** What to produce **
Check each line of the data for "Show", and copy the ones that have it.

▬▬▬▬▬▬▬▬▬▬

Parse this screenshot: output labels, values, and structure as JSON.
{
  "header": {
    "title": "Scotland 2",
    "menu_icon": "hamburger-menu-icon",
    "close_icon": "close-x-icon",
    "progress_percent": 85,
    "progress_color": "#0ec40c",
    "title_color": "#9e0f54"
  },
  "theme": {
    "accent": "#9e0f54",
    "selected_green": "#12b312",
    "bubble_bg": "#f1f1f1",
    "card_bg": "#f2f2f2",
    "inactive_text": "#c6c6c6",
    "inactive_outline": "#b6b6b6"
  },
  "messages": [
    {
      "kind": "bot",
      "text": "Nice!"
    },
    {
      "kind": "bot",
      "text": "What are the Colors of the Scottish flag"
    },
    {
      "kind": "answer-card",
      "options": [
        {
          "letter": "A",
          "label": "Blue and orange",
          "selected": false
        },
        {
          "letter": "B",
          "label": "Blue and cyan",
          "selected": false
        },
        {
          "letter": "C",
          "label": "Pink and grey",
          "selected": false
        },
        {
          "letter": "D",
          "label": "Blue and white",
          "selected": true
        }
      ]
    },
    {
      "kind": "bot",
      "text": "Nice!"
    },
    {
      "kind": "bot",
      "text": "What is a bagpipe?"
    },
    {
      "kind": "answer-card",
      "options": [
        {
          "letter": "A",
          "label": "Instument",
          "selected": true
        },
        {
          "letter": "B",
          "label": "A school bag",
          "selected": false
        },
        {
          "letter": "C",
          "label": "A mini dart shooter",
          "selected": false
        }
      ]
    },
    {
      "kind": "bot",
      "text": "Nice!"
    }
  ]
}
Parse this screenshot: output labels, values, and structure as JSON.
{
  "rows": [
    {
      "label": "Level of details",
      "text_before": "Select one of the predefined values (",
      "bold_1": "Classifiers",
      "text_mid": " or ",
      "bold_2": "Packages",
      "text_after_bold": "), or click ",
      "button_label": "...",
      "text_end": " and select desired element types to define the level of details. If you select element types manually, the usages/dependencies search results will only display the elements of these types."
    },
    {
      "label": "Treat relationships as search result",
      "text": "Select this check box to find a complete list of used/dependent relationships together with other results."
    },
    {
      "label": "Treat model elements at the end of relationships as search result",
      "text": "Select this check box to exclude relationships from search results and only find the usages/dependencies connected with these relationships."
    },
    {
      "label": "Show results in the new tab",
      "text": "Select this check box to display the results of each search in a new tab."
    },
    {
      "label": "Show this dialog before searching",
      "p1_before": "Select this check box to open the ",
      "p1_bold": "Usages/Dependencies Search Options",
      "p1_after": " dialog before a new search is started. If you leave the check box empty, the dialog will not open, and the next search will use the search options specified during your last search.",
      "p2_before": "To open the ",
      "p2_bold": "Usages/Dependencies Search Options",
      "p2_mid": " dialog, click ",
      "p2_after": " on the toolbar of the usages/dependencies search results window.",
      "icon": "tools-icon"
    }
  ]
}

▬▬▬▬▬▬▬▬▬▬

** Response to this task **
      "label": "Show results in the new tab",
      "label": "Show this dialog before searching",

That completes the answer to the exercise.